In its first year 12,000 workers were covered by the Costa Rican Social Security Institute. Almost all of them were government employees, since the executive branch provided the first contingent and a seed capital of 100,000 colones for basic operations before the Institute began to collect fees. Since the Institute was organized within the classic social security framework, it only covered wage earners. The women who were provided with services were not family members of wage earners but mainly teachers and office workers.

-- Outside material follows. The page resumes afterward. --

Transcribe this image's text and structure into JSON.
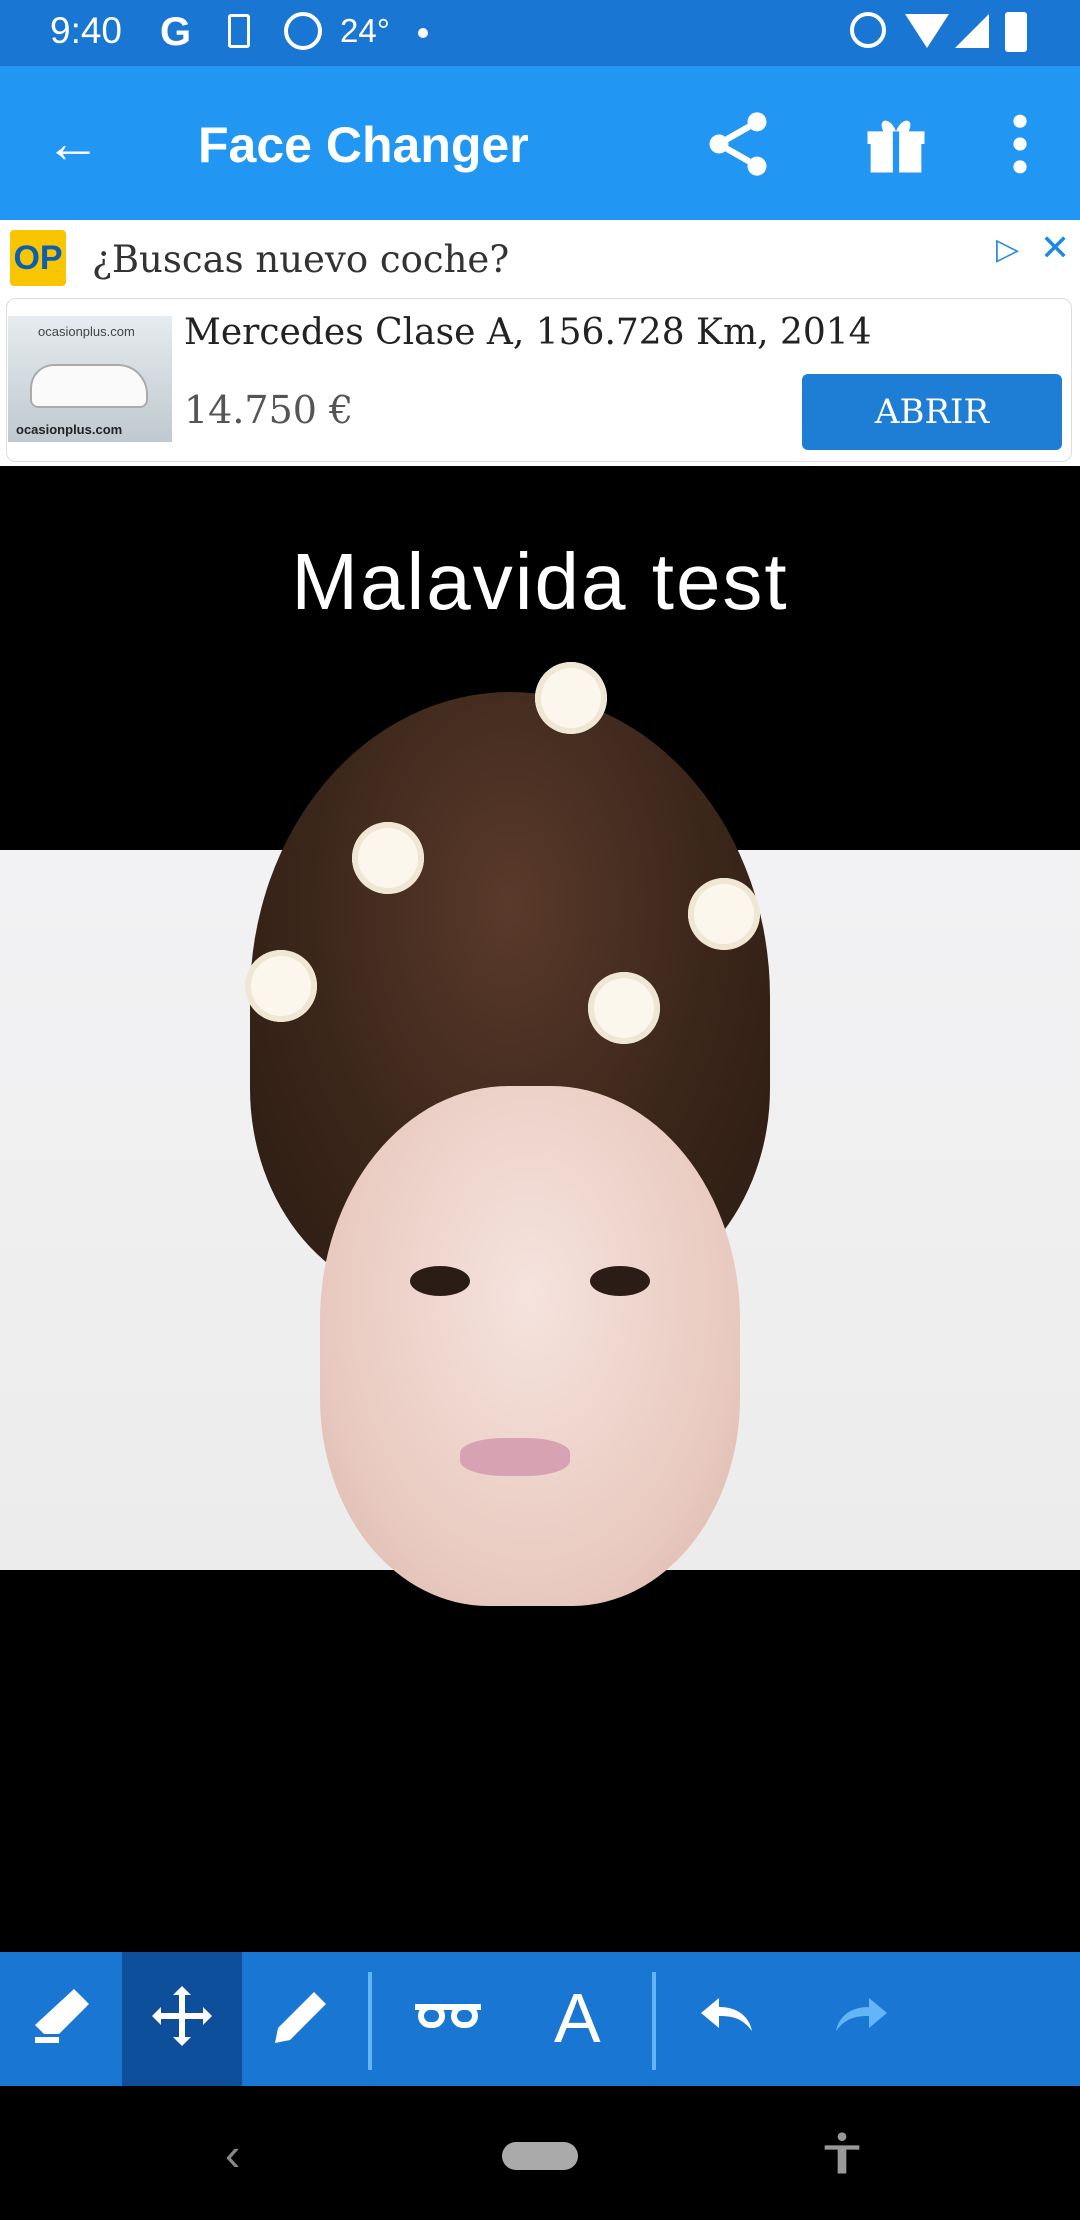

The Institute lacked infrastructure and therefore had to adapt a room in the San Juan de Dios Hospital to receive the first insured under the care of Dr. Esteban López, who was hired for this endeavor. Surgical services were provided by the hospital surgeons, who sent their bills to the Institute. From the beginning, the administration understood that it required its own beds and pharmacy, since the bills for medicines were of the same nature as those for professional services. For this reason, the construction of a Social Security Hospital was accelerated as much as possible, but it was not until March 5, 194 5 that the first 29 beds were available in the hospital that would later be known as Central Hospital. The Institute began to offer its outpatient services in a small building located in the city's downtown. As soon as it was possible, the a Polyclinic was opened to offer services in family medicine, specialized medicine that was highly in demand, and minor surgery.
Nevertheless, its institutional growth was slow and difficult: slow because the upper wage limit acted as a financial constraint, and difficult because the Institute did not have the empathy of the employers, target workers, physicians, or professional workers. In addition, the country experienced very difficult political times during the 1940s. Because of the upper wage limit, only the poorest workers were created, and this population with low incomes and higher health care needs represented a disproportionate financial burden for the Institute.
The difficult economic situation caused by the war in Europe decreased the ability of the employers to pay. The workers were unaware of the benefits, and the negative comments had more weight than the positive ones. In addition, the Government had lost popular support very rapidly, and the Communist Party was almost the only defender of this type of project, which also created resistance. The support provided by Monsignor Sanabria was not enough to counteract these negatives.
The physicians openly opposed the establishment of the Institute, and in 1944 they founded their first union under the leadership of Dr. Antonio Peña Chavarría, who was the director of the San Juan de Dios Hospital. Soon, working for the Social Security Institute was not considered a professional achievement. In 1946, the board of directors approved the administration's proposal to increase the wage limit for eligibility to 1,000 colones. This led to the first medical strike and collective resignation of the physicians. The conflict was solved only when the board of directors rescinded the order. The physicians claimed that their economic interests would be inure because they would lose part of their private clientele. They also added that the wage limit could not be increased until all the workers earning less than 400 colones were covered by the Institute.
When the national assembly, in 1949, discussed the proposal to introduce legislation that would have been a ewe social advance, it rejected the proposal.